Voters in the areas served by Southwest Public Libraries won't be receiving visits from supporters of the 1-mill library levy during an extended campaign caused by the cancellation of the March 17 primary due to the COVID-19 coronavirus pandemic.
But with the Ohio General Assembly's approval March 25 of a plan to eliminate most in-person voting for the primary and extend absentee voting until April 28, the levy committee's message may be delivered to their mailbox.
The extension of absentee voting means the levy committee will extend its effort of sending "absentee-voter chasers" to anyone requesting an absentee ballot, SWPL director Mark Shaw said.
"These are postcard-size mailings with the basic information about the levy, including our main message that voting for the levy will not increase your taxes," he said.
"We're continuing to do what we can," library levy committee chairman Jeff Davis said. "Where our campaign was previously largely a person-to-person, door-to-door effort, we are in a bigger predicament now (with the coronavirus health concerns and stay-at-home order) and you never want to lose sight of that. So it's changing how we'll be running our campaign from here on out."
Ahead of the March 17 primary date, the campaign committee mailed the chaser cards to voters who had requested absentee ballots so they could vote early, Shaw said.
"Now each day, we're receiving a list of the people who have requested a ballot, and we'll mail the chasers to them," he said.
The plan state lawmakers have approved requires voters to request a ballot by noon April 25 either by printing a request form from the Ohio secretary of state's website, sos.state.oh.us, or calling their county board of elections and asking that a ballot request be mailed. Voters then must fill out and return the ballot after it is sent to them. The ballots are expected to come with a postage-paid envelope voters can use to mail them back to the board.
"It's going to be interesting to see how all this impacts the total vote," Shaw said.
"We believe in our community," Davis said. "They have supported the library in the past, and we're confident they will continue to support the library."
The library system is seeking a 10-year renewal of the 1-mill levy voters approved in November 2010.
The 2010 levy was the system's first ballot measure.
The levy's effective millage rate is 0.89 mill, Shaw said. Millage is reduced when property values increase, which has occurred over the past decade.
If renewed, the levy would continue to provide about $2.5 million or about 37% of the library's annual operating income, he said. The state's Public Library Fund provides most of the rest of the library's funding.
Under the renewal and considering the effective millage rate, a residential property owner would pay $27.26 annually for every $100,000 of appraised value of their house, Shaw said. Senior citizens eligible for the homestead exemption would pay less.

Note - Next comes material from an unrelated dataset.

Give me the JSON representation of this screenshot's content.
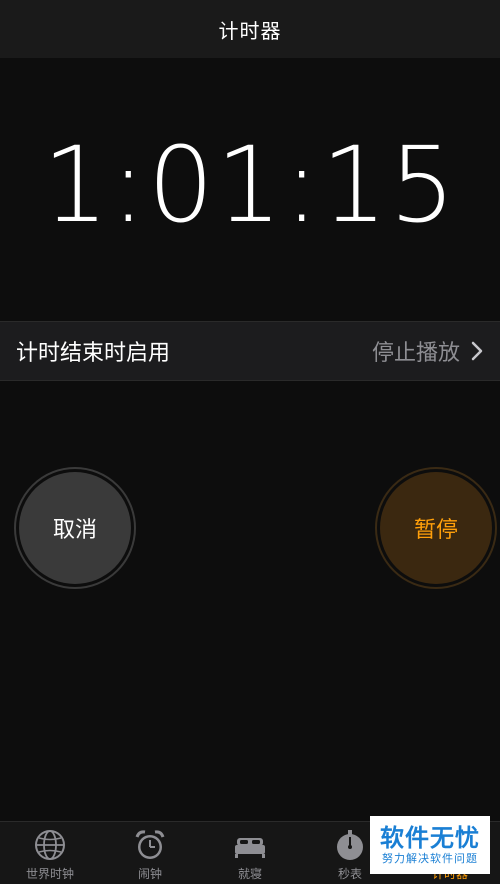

Since the original levy's passage in 2010, a new Grove City Library was built in partnership with the city at 3959 Broadway and the Westland Area Library at 4740 W. Broad St. was improved with new meeting space and an expanded youth services area.

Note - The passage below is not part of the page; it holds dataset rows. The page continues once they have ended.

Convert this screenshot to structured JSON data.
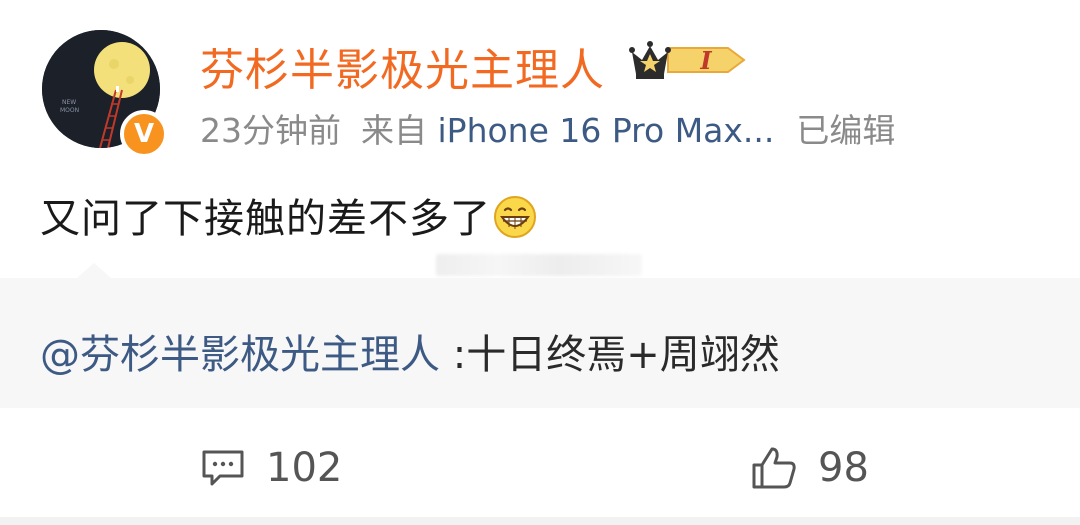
{
  "post": {
    "author": "芬杉半影极光主理人",
    "fan_level": "I",
    "time": "23分钟前",
    "source_prefix": "来自",
    "device": "iPhone 16 Pro Max...",
    "edited": "已编辑",
    "verified_badge": "V",
    "text": "又问了下接触的差不多了",
    "emoji_icon": "grin-emoji-icon"
  },
  "repost": {
    "mention": "@芬杉半影极光主理人",
    "text": " :十日终焉+周翊然"
  },
  "actions": {
    "comment_count": "102",
    "like_count": "98"
  },
  "colors": {
    "author_orange": "#f26a22",
    "link_blue": "#3d5a84",
    "badge_orange": "#f7931e"
  }
}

The levy renewal would allow the system to maintain its current level of service and programming, Shaw said.
The libraries temporarily closed on March 14 due to the coronavirus outbreak and will not open until April 6 at the earliest, he said.

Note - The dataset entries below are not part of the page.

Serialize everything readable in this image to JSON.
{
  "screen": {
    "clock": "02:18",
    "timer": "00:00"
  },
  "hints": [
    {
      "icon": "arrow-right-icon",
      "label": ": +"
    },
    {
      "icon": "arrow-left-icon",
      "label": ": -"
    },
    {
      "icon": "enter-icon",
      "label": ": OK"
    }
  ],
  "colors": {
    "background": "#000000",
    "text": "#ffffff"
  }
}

"We can't wait to get back to normal and reopen to provide our service to our community," he said.